Prairies pack a punch to Ottawa

Alberta and Saskatchewan have courageously taken a leadership role within Canada on these issues for some time, and the rest of the country owes them a debt of gratitude. Pictured: Saskatchewan Minister of Crown Investments Corporation. Photo Credit: Regina Leader-Post/Troy Fleece.

This week has been very eventful in terms of Alberta and Saskatchewan pushing back against the increasingly discredited policies of the federal Liberal government on climate issues. Earlier this week, Alberta Premier Danielle Smith announced that her government was suspending approvals for new “renewable” energy projects while they study issues involved with the current development rules and Alberta’s future energy needs. 

In a comprehensive policy change, Alberta will limit where wind and solar farms can be located in future, with consideration being given to preserving valuable agricultural land instead of allowing it to be covered by solar panels. There will also be a new 35-kilometre buffer zone for protected areas and so-called “pristine viewscapes.”  In other words, picturesque locations will not be permitted to be spoiled by the eyesores of wind turbines and fields of solar panels. Municipalities will also be given a say in where any new installations take place, where they did not have any ability to influence this in the past. It’s only fair that municipal governments be involved in these important decisions. 

Alberta has been a leader in installing wind and solar capacity over the last few years. In 2023, 92 per cent of Canada’s new capacity took place in Alberta, so the notion Alberta is not onside with these energy sources is simply not true. However, recent weather issues have demonstrated yet again how unreliable and intermittent wind and solar power can be. The early January cold snap in Alberta, where temperatures reached a record-breaking -50 C in some locations, the electricity grid came close to failing. This underscored how valuable it is to have reliable baseload power from sources such as nuclear and natural gas. In very cold conditions, it is typical that the wind doesn’t blow, and the sun doesn’t shine, making these energy sources virtually useless. Alberta’s geography is not conductive to hydroelectric power generation, so nuclear and natural gas are the sensible and reliable alternatives. 

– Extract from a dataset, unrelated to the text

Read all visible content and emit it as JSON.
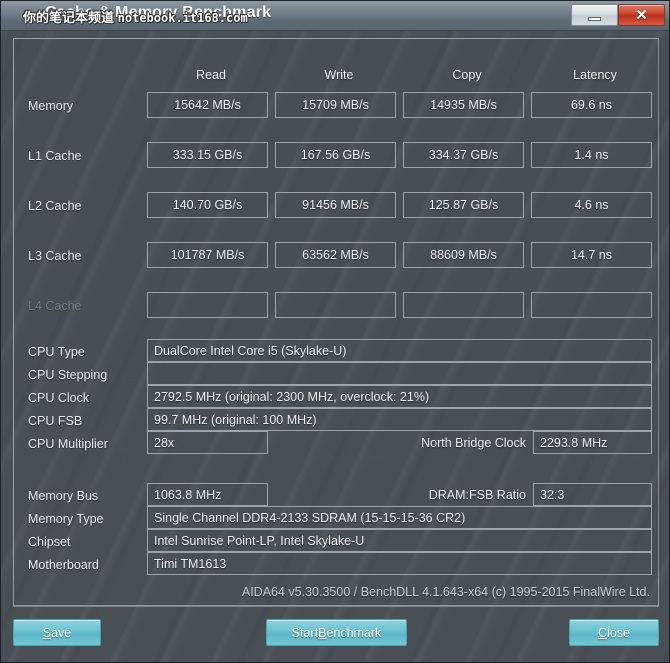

In most of the media coverage of the Alberta announcement, the folks quoted were overwhelmingly those from the climate crisis movement, who strenuously opposed this decision. As most of these individuals make their living from government subsidies and the continuation of their green boondoggle, subsidized by taxpayer dollars, so their reaction was fully expected. Federal government sources were also unhappy with this development, even though it is a pragmatic decision for Alberta to make. 

As for Saskatchewan, they chose to air a video this week from the province’s crown investments corporation minister, Dustin Duncan, to announce that not only would Saskatchewan not charge carbon tax on the natural gas Saskatchewan residents use to heat their homes, but it would also not be remitting any tax to Ottawa. The initial decision to stop charging the tax was a response to the federal government creating a “carve out” for Atlantic Canada to not have to pay the carbon tax on heating oil, a heating source only prevalent in the Atlantic provinces, and one which is much less climate-friendly than natural gas. 

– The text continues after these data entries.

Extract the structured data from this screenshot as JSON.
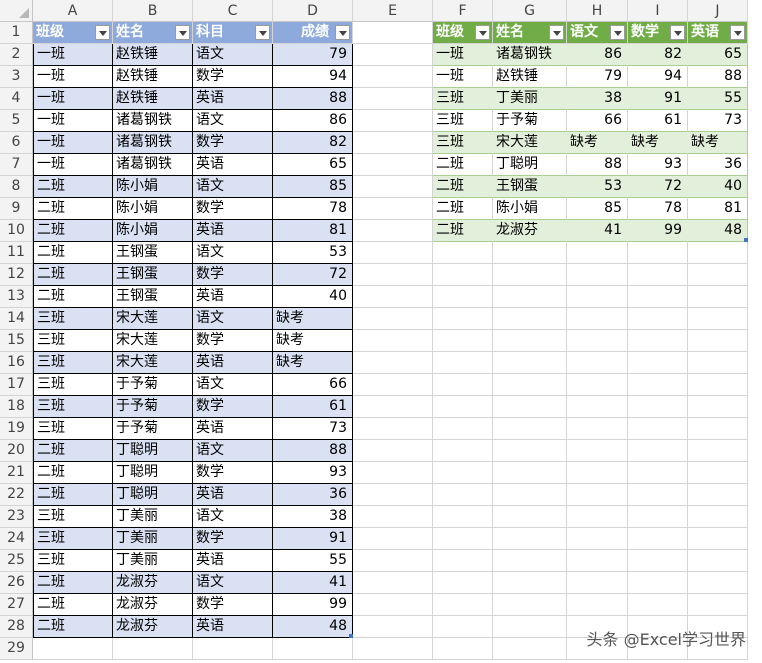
{
  "columns": [
    "A",
    "B",
    "C",
    "D",
    "E",
    "F",
    "G",
    "H",
    "I",
    "J"
  ],
  "left_table": {
    "headers": [
      "班级",
      "姓名",
      "科目",
      "成绩"
    ],
    "rows": [
      [
        "一班",
        "赵铁锤",
        "语文",
        "79"
      ],
      [
        "一班",
        "赵铁锤",
        "数学",
        "94"
      ],
      [
        "一班",
        "赵铁锤",
        "英语",
        "88"
      ],
      [
        "一班",
        "诸葛钢铁",
        "语文",
        "86"
      ],
      [
        "一班",
        "诸葛钢铁",
        "数学",
        "82"
      ],
      [
        "一班",
        "诸葛钢铁",
        "英语",
        "65"
      ],
      [
        "二班",
        "陈小娟",
        "语文",
        "85"
      ],
      [
        "二班",
        "陈小娟",
        "数学",
        "78"
      ],
      [
        "二班",
        "陈小娟",
        "英语",
        "81"
      ],
      [
        "二班",
        "王钢蛋",
        "语文",
        "53"
      ],
      [
        "二班",
        "王钢蛋",
        "数学",
        "72"
      ],
      [
        "二班",
        "王钢蛋",
        "英语",
        "40"
      ],
      [
        "三班",
        "宋大莲",
        "语文",
        "缺考"
      ],
      [
        "三班",
        "宋大莲",
        "数学",
        "缺考"
      ],
      [
        "三班",
        "宋大莲",
        "英语",
        "缺考"
      ],
      [
        "三班",
        "于予菊",
        "语文",
        "66"
      ],
      [
        "三班",
        "于予菊",
        "数学",
        "61"
      ],
      [
        "三班",
        "于予菊",
        "英语",
        "73"
      ],
      [
        "二班",
        "丁聪明",
        "语文",
        "88"
      ],
      [
        "二班",
        "丁聪明",
        "数学",
        "93"
      ],
      [
        "二班",
        "丁聪明",
        "英语",
        "36"
      ],
      [
        "三班",
        "丁美丽",
        "语文",
        "38"
      ],
      [
        "三班",
        "丁美丽",
        "数学",
        "91"
      ],
      [
        "三班",
        "丁美丽",
        "英语",
        "55"
      ],
      [
        "二班",
        "龙淑芬",
        "语文",
        "41"
      ],
      [
        "二班",
        "龙淑芬",
        "数学",
        "99"
      ],
      [
        "二班",
        "龙淑芬",
        "英语",
        "48"
      ]
    ]
  },
  "right_table": {
    "headers": [
      "班级",
      "姓名",
      "语文",
      "数学",
      "英语"
    ],
    "rows": [
      [
        "一班",
        "诸葛钢铁",
        "86",
        "82",
        "65"
      ],
      [
        "一班",
        "赵铁锤",
        "79",
        "94",
        "88"
      ],
      [
        "三班",
        "丁美丽",
        "38",
        "91",
        "55"
      ],
      [
        "三班",
        "于予菊",
        "66",
        "61",
        "73"
      ],
      [
        "三班",
        "宋大莲",
        "缺考",
        "缺考",
        "缺考"
      ],
      [
        "二班",
        "丁聪明",
        "88",
        "93",
        "36"
      ],
      [
        "二班",
        "王钢蛋",
        "53",
        "72",
        "40"
      ],
      [
        "二班",
        "陈小娟",
        "85",
        "78",
        "81"
      ],
      [
        "二班",
        "龙淑芬",
        "41",
        "99",
        "48"
      ]
    ]
  },
  "watermark": "头条 @Excel学习世界",
  "colors": {
    "blue_header": "#8ea9db",
    "blue_band": "#d9e1f2",
    "green_header": "#70ad47",
    "green_band": "#e2efda"
  }
}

Shortly after the Saskatchewan announcement, federal Minister of Energy and Natural Resources Minister Jonathan Wilkinson stated they would be suspending any carbon tax rebates to Saskatchewan residents in retaliation. Despite the ongoing Liberal claim that these rebates exceed the amount of carbon tax paid for most Canadians – which has been repeatedly disproven by experts – these rebates are so miniscule I can’t imagine too many Saskatchewan residents are broken-hearted that they won’t be receiving them. Also, by this action it seems the federal Liberals have written off the possibility of obtaining any political support in Saskatchewan for the foreseeable future. It’s pretty difficult to feel any sympathy for the Liberals in this conflict, as they have mistreated Saskatchewan and Alberta for years. At this point, the feds deserve everything they’ll get from these two provinces. 

Alberta and Saskatchewan have courageously taken a leadership role within Canada on these issues for some time, and the rest of the country owes them a debt of gratitude. Whether its pursuing legal avenues to question federal legislation that impinges upon provincial jurisdiction or taking on Ottawa directly for policies that do little if anything for the climate but punish Canadians and some provinces that, notably, don’t tend to vote Liberal. The two provinces have commendably been relentless. The fact their legal actions have been successful in the courts on key jurisdictional questions has backed Ottawa off some of its harmful, poorly designed policies and demonstrated the federal Liberals’ sloppiness in understanding federal and provincial jurisdictional matters. 

The two provinces have forced the federal government to reconsider its ideological and impractical approach in a number of areas in which they arrogantly believed they would bulldoze the provinces and all Canadians without repercussions. Actions by Saskatchewan and Alberta have also made a fool of Environment Minister Steven Guilbeault, something he richly deserves. It’s time other provinces got on board with this sensible agenda and shared the heavy lifting.

Your donations help us continue to deliver the news and commentary you want to read. Please consider donating today.

Donate Today


  • Politics

  • Sports

  • Business